▶ [Data about app and page elements]
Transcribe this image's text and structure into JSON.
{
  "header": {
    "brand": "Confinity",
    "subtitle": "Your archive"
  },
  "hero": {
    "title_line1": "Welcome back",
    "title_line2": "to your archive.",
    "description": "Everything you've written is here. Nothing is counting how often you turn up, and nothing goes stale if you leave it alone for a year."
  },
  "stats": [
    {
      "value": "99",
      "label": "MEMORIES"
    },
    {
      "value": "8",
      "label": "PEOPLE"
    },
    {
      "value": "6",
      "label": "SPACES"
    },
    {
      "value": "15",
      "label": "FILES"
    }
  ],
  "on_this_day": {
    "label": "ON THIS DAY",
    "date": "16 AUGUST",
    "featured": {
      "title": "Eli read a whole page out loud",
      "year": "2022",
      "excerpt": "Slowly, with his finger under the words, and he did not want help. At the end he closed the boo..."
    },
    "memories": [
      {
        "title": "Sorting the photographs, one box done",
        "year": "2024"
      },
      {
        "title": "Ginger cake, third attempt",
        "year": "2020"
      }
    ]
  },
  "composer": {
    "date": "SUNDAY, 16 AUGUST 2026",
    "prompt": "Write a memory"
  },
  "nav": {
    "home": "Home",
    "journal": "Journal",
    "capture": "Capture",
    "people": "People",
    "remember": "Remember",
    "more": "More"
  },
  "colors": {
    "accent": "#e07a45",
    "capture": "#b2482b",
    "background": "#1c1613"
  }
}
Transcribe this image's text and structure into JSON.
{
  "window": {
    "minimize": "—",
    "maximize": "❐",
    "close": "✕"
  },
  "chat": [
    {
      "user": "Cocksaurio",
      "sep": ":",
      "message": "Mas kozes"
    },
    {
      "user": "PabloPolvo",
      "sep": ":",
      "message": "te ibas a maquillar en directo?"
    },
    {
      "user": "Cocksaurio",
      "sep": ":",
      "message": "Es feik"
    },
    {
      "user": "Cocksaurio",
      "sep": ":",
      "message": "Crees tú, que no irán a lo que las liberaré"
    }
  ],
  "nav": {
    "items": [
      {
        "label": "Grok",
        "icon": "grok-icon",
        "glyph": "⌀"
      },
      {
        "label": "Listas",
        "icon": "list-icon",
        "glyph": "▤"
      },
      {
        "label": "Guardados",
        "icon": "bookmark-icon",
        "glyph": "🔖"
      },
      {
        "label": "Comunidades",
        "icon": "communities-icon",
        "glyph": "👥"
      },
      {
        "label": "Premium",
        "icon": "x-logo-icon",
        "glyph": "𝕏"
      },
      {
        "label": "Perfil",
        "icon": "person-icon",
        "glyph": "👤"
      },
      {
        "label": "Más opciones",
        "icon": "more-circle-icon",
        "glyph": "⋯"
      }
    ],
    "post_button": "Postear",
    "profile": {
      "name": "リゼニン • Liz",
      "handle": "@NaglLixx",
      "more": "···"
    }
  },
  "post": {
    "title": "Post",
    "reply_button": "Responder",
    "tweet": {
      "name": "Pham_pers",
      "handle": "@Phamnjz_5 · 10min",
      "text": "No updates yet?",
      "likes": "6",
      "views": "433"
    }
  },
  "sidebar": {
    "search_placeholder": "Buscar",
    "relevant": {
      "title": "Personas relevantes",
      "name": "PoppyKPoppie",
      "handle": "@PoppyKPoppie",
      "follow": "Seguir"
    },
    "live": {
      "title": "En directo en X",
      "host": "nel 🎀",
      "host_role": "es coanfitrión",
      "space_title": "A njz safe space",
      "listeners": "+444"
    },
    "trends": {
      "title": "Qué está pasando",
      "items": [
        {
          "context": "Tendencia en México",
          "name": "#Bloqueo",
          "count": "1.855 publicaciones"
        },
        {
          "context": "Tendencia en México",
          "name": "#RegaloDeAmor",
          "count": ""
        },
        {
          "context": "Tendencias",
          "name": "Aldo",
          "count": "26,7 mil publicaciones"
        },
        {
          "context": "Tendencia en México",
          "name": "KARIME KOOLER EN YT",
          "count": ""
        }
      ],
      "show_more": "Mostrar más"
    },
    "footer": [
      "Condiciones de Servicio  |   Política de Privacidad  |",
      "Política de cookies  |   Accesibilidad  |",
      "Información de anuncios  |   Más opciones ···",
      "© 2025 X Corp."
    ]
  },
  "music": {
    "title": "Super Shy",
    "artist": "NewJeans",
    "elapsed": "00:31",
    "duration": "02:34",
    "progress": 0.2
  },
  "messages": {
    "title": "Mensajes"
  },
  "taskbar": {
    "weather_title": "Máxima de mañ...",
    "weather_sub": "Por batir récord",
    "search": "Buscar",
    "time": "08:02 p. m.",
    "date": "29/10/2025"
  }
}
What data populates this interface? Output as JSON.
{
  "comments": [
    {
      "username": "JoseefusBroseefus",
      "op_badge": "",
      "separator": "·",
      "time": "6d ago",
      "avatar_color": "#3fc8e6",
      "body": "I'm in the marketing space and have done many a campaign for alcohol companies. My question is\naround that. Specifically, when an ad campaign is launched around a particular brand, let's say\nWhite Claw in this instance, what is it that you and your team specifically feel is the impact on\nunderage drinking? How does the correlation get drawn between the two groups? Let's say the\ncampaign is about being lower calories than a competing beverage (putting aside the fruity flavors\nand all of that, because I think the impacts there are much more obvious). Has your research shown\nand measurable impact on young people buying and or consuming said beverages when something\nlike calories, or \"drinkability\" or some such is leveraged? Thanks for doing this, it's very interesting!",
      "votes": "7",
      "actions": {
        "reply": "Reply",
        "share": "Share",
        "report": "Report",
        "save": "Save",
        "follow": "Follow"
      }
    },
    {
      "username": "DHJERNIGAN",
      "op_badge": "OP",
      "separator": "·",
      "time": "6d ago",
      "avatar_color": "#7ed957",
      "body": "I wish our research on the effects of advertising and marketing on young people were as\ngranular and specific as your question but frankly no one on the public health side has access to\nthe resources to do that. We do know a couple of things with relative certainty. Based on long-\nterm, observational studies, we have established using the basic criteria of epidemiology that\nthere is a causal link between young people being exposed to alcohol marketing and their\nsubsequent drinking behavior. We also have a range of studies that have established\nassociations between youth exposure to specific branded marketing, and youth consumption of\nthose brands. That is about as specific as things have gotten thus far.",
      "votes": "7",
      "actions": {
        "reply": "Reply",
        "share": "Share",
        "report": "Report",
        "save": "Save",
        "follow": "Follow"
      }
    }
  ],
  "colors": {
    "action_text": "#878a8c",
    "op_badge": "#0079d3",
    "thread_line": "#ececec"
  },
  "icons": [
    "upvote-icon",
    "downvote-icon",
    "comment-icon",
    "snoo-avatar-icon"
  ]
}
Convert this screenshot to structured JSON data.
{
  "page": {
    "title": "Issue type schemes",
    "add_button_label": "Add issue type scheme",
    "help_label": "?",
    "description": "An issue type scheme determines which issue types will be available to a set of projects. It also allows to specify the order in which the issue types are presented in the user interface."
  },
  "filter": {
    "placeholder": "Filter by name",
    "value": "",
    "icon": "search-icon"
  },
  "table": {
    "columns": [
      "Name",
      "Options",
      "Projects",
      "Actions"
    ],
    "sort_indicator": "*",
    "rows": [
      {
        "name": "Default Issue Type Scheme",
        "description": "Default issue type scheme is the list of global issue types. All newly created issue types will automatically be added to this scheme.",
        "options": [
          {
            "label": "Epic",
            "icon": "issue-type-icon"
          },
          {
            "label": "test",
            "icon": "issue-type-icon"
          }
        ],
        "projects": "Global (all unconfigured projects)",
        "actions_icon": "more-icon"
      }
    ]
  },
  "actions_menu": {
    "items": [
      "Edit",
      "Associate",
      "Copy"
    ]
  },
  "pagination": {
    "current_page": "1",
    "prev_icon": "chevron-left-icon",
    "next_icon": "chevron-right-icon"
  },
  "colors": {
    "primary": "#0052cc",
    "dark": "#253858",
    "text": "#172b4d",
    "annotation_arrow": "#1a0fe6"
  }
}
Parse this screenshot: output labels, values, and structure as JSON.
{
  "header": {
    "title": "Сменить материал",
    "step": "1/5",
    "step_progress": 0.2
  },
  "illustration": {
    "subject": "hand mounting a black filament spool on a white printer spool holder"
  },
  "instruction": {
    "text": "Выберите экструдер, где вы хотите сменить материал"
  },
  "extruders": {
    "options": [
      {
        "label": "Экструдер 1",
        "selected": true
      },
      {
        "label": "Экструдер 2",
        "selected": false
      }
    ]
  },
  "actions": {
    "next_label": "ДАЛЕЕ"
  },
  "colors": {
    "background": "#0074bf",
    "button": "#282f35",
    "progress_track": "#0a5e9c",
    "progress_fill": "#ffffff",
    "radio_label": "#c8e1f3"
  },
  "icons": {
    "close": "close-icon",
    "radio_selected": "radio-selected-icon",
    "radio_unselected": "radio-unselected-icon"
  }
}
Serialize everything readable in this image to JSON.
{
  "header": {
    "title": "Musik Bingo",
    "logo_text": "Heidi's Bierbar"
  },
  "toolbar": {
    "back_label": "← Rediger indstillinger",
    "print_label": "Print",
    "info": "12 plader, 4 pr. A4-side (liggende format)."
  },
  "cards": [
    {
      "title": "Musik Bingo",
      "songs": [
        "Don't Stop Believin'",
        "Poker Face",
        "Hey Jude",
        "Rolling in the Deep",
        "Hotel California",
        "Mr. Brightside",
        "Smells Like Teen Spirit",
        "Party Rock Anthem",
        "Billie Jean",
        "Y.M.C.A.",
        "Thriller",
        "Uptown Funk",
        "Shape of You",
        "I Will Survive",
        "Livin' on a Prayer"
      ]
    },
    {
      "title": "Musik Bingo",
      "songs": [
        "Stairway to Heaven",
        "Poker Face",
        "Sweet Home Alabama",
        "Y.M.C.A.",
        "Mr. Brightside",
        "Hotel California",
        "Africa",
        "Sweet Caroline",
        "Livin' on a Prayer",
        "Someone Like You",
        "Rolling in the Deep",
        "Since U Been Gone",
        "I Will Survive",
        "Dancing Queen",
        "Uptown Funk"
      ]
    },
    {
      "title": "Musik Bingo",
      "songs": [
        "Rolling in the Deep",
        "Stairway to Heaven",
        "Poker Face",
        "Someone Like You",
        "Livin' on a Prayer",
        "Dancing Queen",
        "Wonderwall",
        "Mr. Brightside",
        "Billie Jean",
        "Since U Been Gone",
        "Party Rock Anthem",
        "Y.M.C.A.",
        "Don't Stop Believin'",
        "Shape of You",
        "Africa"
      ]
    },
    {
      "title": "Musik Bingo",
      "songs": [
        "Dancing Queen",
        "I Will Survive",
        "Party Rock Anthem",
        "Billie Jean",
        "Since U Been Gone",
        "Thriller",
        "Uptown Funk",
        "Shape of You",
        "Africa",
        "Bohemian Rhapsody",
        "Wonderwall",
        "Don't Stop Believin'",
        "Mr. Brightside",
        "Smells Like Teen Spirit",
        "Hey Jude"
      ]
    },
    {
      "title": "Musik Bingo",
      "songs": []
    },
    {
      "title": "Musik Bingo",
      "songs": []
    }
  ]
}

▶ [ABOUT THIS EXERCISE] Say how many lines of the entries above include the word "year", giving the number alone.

▶ [SOLUTION FOR THIS TASK] 4